A few other plot points are wrapped up too carefully. Out of the blue, Milo calls their absentee mother to invite her to travel from her home in Arizona to New York to visit the twins. She appears for dinner but lets slip that she was actually already in town for a spiritual retreat in Woodstock (how convenient!). The twins are obviously miffed by this flippant visit but we don’t dwell on the interaction for long. The film ushers the mother in and spits her out, providing just enough screen time so that we can gain a bit of insight into Maggie and Milo’s broken family. Likewise, Maggie’s husband Lance—who is barely portrayed as anything but a caricature of a laughable, Carhartt-wearing, Eggo waffle-eating, lovable idiot—is quickly dismissed after Maggie finds him clutching her birth control and she confesses to sleeping with other men. He is barely allowed to assert his own feelings let alone cry before he exits stage left and we never have to deal with him again.

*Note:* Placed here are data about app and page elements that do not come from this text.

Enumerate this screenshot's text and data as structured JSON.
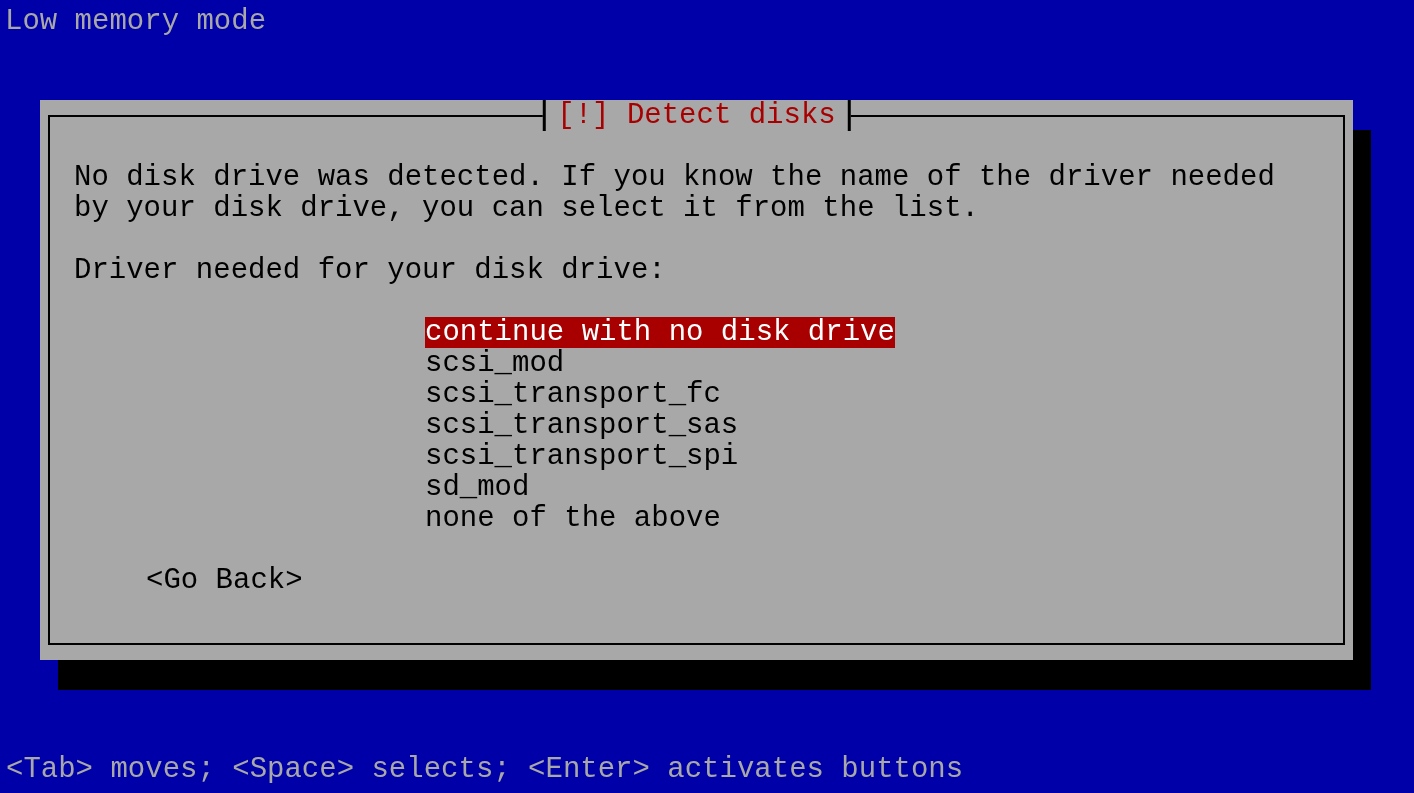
{
  "top_title": "Low memory mode",
  "dialog": {
    "title": "[!] Detect disks",
    "message": "No disk drive was detected. If you know the name of the driver needed by your disk drive, you can select it from the list.",
    "prompt": "Driver needed for your disk drive:",
    "options": [
      {
        "label": "continue with no disk drive",
        "selected": true
      },
      {
        "label": "scsi_mod",
        "selected": false
      },
      {
        "label": "scsi_transport_fc",
        "selected": false
      },
      {
        "label": "scsi_transport_sas",
        "selected": false
      },
      {
        "label": "scsi_transport_spi",
        "selected": false
      },
      {
        "label": "sd_mod",
        "selected": false
      },
      {
        "label": "none of the above",
        "selected": false
      }
    ],
    "buttons": [
      {
        "label": "<Go Back>"
      }
    ]
  },
  "help_line": "<Tab> moves; <Space> selects; <Enter> activates buttons"
}
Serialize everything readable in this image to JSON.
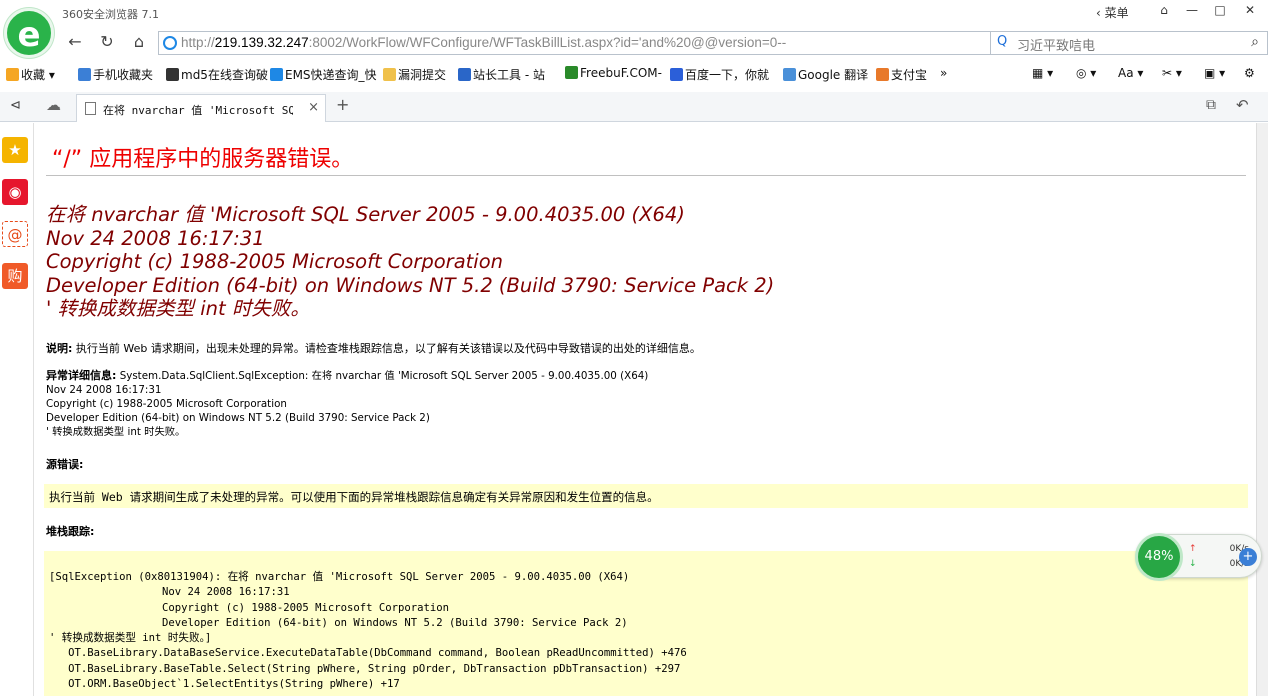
{
  "window": {
    "title": "360安全浏览器 7.1",
    "menu_label": "菜单",
    "menu_arrow": "‹"
  },
  "address_bar": {
    "url_prefix": "http://",
    "url_host": "219.139.32.247",
    "url_rest": ":8002/WorkFlow/WFConfigure/WFTaskBillList.aspx?id='and%20@@version=0--"
  },
  "search": {
    "value": "习近平致唁电"
  },
  "bookmarks": [
    {
      "label": "收藏",
      "icon": "star-icon",
      "color": "#f5a623"
    },
    {
      "label": "手机收藏夹",
      "icon": "phone-icon",
      "color": "#3b7fd6"
    },
    {
      "label": "md5在线查询破",
      "icon": "md5-icon",
      "color": "#333333"
    },
    {
      "label": "EMS快递查询_快",
      "icon": "ems-icon",
      "color": "#1e88e5"
    },
    {
      "label": "漏洞提交",
      "icon": "folder-icon",
      "color": "#f0c14b"
    },
    {
      "label": "站长工具 - 站",
      "icon": "tools-icon",
      "color": "#2a66c8"
    },
    {
      "label": "FreebuF.COM-",
      "icon": "freebuf-icon",
      "color": "#2a8a2a"
    },
    {
      "label": "百度一下，你就",
      "icon": "baidu-icon",
      "color": "#2b5fd9"
    },
    {
      "label": "Google 翻译",
      "icon": "translate-icon",
      "color": "#4a90d9"
    },
    {
      "label": "支付宝",
      "icon": "alipay-icon",
      "color": "#e8792a"
    }
  ],
  "bookmarks_more": "»",
  "tab": {
    "title": "在将 nvarchar 值 'Microsoft SQL S",
    "close": "×",
    "new_tab": "+"
  },
  "page": {
    "title": "“/” 应用程序中的服务器错误。",
    "error_lines": [
      "在将 nvarchar 值 'Microsoft SQL Server 2005 - 9.00.4035.00 (X64)",
      "Nov 24 2008 16:17:31",
      "Copyright (c) 1988-2005 Microsoft Corporation",
      "Developer Edition (64-bit) on Windows NT 5.2 (Build 3790: Service Pack 2)",
      "' 转换成数据类型 int 时失败。"
    ],
    "description_label": "说明:",
    "description_text": "执行当前 Web 请求期间，出现未处理的异常。请检查堆栈跟踪信息，以了解有关该错误以及代码中导致错误的出处的详细信息。",
    "exception_label": "异常详细信息:",
    "exception_lines": [
      "System.Data.SqlClient.SqlException: 在将 nvarchar 值 'Microsoft SQL Server 2005 - 9.00.4035.00 (X64)",
      "Nov 24 2008 16:17:31",
      "Copyright (c) 1988-2005 Microsoft Corporation",
      "Developer Edition (64-bit) on Windows NT 5.2 (Build 3790: Service Pack 2)",
      "' 转换成数据类型 int 时失败。"
    ],
    "source_error_label": "源错误:",
    "source_error_text": "执行当前 Web 请求期间生成了未处理的异常。可以使用下面的异常堆栈跟踪信息确定有关异常原因和发生位置的信息。",
    "stack_label": "堆栈跟踪:",
    "stack_lines": [
      "[SqlException (0x80131904): 在将 nvarchar 值 'Microsoft SQL Server 2005 - 9.00.4035.00 (X64)",
      "\tNov 24 2008 16:17:31",
      "\tCopyright (c) 1988-2005 Microsoft Corporation",
      "\tDeveloper Edition (64-bit) on Windows NT 5.2 (Build 3790: Service Pack 2)",
      "' 转换成数据类型 int 时失败。]",
      "   OT.BaseLibrary.DataBaseService.ExecuteDataTable(DbCommand command, Boolean pReadUncommitted) +476",
      "   OT.BaseLibrary.BaseTable.Select(String pWhere, String pOrder, DbTransaction pDbTransaction) +297",
      "   OT.ORM.BaseObject`1.SelectEntitys(String pWhere) +17"
    ]
  },
  "speed_widget": {
    "percent": "48%",
    "up": "0K/s",
    "down": "0K/s"
  }
}
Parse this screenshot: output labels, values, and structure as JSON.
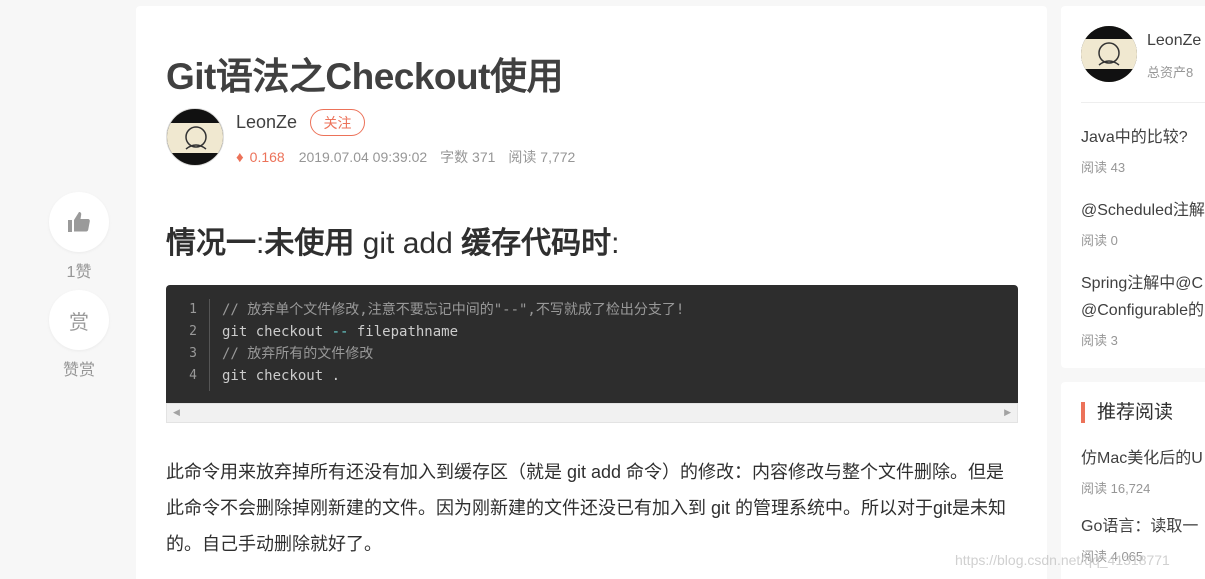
{
  "actions": {
    "like_count": "1赞",
    "reward_icon": "赏",
    "reward_label": "赞赏"
  },
  "article": {
    "title": "Git语法之Checkout使用",
    "author": "LeonZe",
    "follow_label": "关注",
    "score": "0.168",
    "date": "2019.07.04 09:39:02",
    "word_count": "字数 371",
    "reads": "阅读 7,772",
    "heading_bold_1": "情况一",
    "heading_sep": ":",
    "heading_bold_2": "未使用",
    "heading_code": " git add ",
    "heading_bold_3": "缓存代码时",
    "heading_end": ":",
    "code": {
      "line_numbers": [
        "1",
        "2",
        "3",
        "4"
      ],
      "line1": "// 放弃单个文件修改,注意不要忘记中间的\"--\",不写就成了检出分支了!",
      "line2_a": "git checkout ",
      "line2_op": "--",
      "line2_b": " filepathname",
      "line3": "// 放弃所有的文件修改",
      "line4": "git checkout ."
    },
    "paragraph": "此命令用来放弃掉所有还没有加入到缓存区（就是 git add 命令）的修改：内容修改与整个文件删除。但是此命令不会删除掉刚新建的文件。因为刚新建的文件还没已有加入到 git 的管理系统中。所以对于git是未知的。自己手动删除就好了。"
  },
  "sidebar": {
    "author": "LeonZe",
    "assets": "总资产8",
    "items": [
      {
        "title": "Java中的比较?",
        "reads": "阅读 43"
      },
      {
        "title": "@Scheduled注解",
        "reads": "阅读 0"
      },
      {
        "title": "Spring注解中@C",
        "title2": "@Configurable的",
        "reads": "阅读 3"
      }
    ],
    "recommend_title": "推荐阅读",
    "recommend": [
      {
        "title": "仿Mac美化后的U",
        "reads": "阅读 16,724"
      },
      {
        "title": "Go语言：读取一",
        "reads": "阅读 4,065"
      }
    ]
  },
  "watermark": "https://blog.csdn.net/qq_41318771"
}
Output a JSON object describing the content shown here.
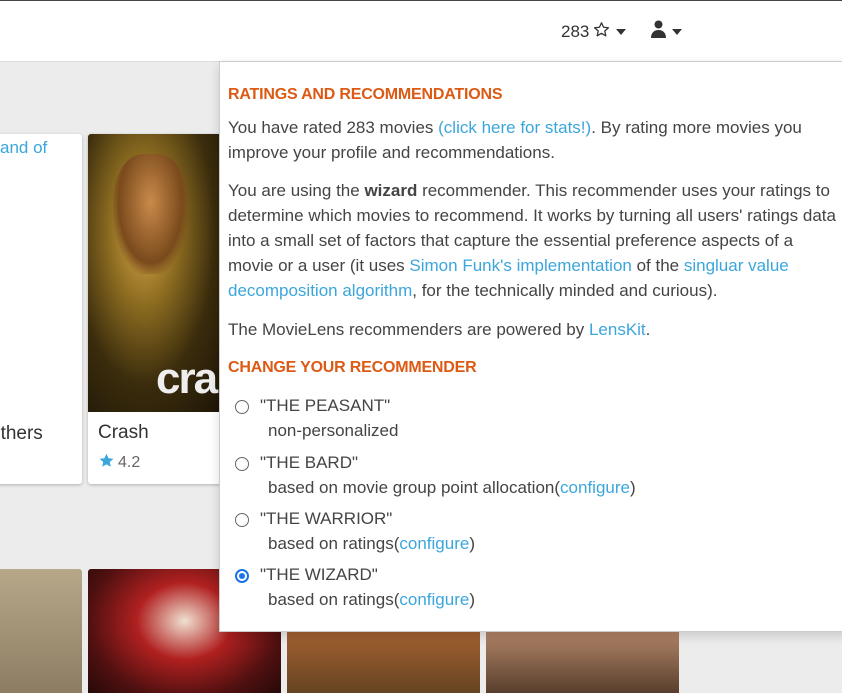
{
  "nav": {
    "rating_count": "283"
  },
  "cards": {
    "left_link_text": "and of",
    "left_title": "others",
    "crash_title": "Crash",
    "crash_rating": "4.2",
    "crash_poster_word": "cra"
  },
  "panel": {
    "heading_ratings": "RATINGS AND RECOMMENDATIONS",
    "p1_a": "You have rated 283 movies ",
    "p1_link": "(click here for stats!)",
    "p1_b": ". By rating more movies you improve your profile and recommendations.",
    "p2_a": "You are using the ",
    "p2_bold": "wizard",
    "p2_b": " recommender. This recommender uses your ratings to determine which movies to recommend. It works by turning all users' ratings data into a small set of factors that capture the essential preference aspects of a movie or a user (it uses ",
    "p2_link1": "Simon Funk's implementation",
    "p2_c": " of the ",
    "p2_link2": "singluar value decomposition algorithm",
    "p2_d": ", for the technically minded and curious).",
    "p3_a": "The MovieLens recommenders are powered by ",
    "p3_link": "LensKit",
    "p3_b": ".",
    "heading_change": "CHANGE YOUR RECOMMENDER",
    "options": [
      {
        "name": "\"THE PEASANT\"",
        "desc": "non-personalized",
        "configure": "",
        "desc_end": "",
        "checked": false
      },
      {
        "name": "\"THE BARD\"",
        "desc": "based on movie group point allocation(",
        "configure": "configure",
        "desc_end": ")",
        "checked": false
      },
      {
        "name": "\"THE WARRIOR\"",
        "desc": "based on ratings(",
        "configure": "configure",
        "desc_end": ")",
        "checked": false
      },
      {
        "name": "\"THE WIZARD\"",
        "desc": "based on ratings(",
        "configure": "configure",
        "desc_end": ")",
        "checked": true
      }
    ]
  },
  "colors": {
    "accent_orange": "#dd5a14",
    "link_blue": "#3ba6dc",
    "radio_blue": "#1a73e8"
  },
  "icons": [
    "star-outline-icon",
    "caret-down-icon",
    "user-icon",
    "star-filled-icon"
  ]
}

While these interactions seem to be self-contained, the film does a better job exposing Milo’s illicit relationship with his high school English teacher Rich (Ty Burrell) as the messy, abusive scandal that it is. Milo is scorned when he shows up unannounced at the bookstore where Rich works. But a few scenes later, the two wind up hotboxing Rich’s car and Milo spends the night. Rich can’t seem to make up his mind if he is gay or straight and if Milo is simply a fuck buddy or his true love. Milo tires quickly of this emotional back and forth and confronts him. Rich’s response is contradictory, proclaiming that he loves Milo while selfishly asking him to pass along a script to his agent. His confession rings hollow, but Milo confides in him anyway. The film leaves this relationship unresolved and this lends a rare moment of emotional authenticity to the story. We want Milo’s relationship with Rich to mean something but we also know it shouldn’t.
Despite these drawbacks, the film is most compelling when it appears most candid. It is undeniable that Wiig and Hader share a chemistry left over from their glory days on Saturday Night Live. The scenes where we get to experience the innocence of their relationship are the most tender: Maggie and Milo hanging out in the dentist’s office, playing around with laughing gas and pretending to fart on each other; Milo lipsyncing to Starship 80s’ “Nothing’s Gonna Stop Us Now” as a disgruntled Maggie observes from the couch with folded arms; Milo recounting a story that their father told him in high school and the reality that his life as an adult is not any better; Maggie hopelessly trying to breathe life back into the dead goldfish that she brought home as a present for Milo.
Ultimately, our hearts break for them as they make destructive decisions but despite our empathetic feelings, The Skeleton Twins teaches us to crave superlatives: the hilarity of life, the weight of life. As Jamison says, “melodrama is something to binge on: cupcakes in the closet.” The film wants us to desire the feeling of feeling, rather than the emotion itself.